**Dataset excerpts:**
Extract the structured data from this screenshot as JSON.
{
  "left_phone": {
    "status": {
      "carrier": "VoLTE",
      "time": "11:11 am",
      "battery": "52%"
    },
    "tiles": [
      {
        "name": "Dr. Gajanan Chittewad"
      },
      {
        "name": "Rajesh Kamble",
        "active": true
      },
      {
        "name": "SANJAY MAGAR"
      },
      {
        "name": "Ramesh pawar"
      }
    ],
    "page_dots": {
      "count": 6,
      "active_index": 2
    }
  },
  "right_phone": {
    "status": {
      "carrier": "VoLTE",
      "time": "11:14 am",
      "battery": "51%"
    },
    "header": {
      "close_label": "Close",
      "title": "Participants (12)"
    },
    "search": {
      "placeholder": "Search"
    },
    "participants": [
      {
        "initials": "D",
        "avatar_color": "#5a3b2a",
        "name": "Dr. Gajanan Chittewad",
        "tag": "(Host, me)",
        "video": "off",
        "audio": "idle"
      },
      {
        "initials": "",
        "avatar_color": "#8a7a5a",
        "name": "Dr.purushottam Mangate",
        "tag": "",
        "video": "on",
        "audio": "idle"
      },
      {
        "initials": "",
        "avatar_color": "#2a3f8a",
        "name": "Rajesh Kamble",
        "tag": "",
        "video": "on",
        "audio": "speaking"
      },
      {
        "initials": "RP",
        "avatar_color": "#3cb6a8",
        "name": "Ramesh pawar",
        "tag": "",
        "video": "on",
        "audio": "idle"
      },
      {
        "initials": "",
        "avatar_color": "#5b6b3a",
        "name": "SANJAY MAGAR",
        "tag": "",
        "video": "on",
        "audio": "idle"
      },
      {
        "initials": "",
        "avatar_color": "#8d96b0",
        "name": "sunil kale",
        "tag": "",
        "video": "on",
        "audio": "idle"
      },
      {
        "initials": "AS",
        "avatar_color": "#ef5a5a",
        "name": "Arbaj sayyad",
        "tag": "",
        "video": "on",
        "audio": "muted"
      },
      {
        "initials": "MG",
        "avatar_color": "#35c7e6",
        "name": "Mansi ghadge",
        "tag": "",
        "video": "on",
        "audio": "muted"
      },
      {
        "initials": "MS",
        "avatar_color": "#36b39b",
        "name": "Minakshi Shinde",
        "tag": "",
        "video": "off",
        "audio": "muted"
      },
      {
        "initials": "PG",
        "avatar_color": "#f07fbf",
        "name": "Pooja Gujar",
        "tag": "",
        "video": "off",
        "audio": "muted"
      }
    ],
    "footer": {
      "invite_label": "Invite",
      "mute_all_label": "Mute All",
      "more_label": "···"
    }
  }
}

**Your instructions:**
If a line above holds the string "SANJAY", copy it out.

**Answer to this problem:**
        "name": "SANJAY MAGAR"
        "name": "SANJAY MAGAR",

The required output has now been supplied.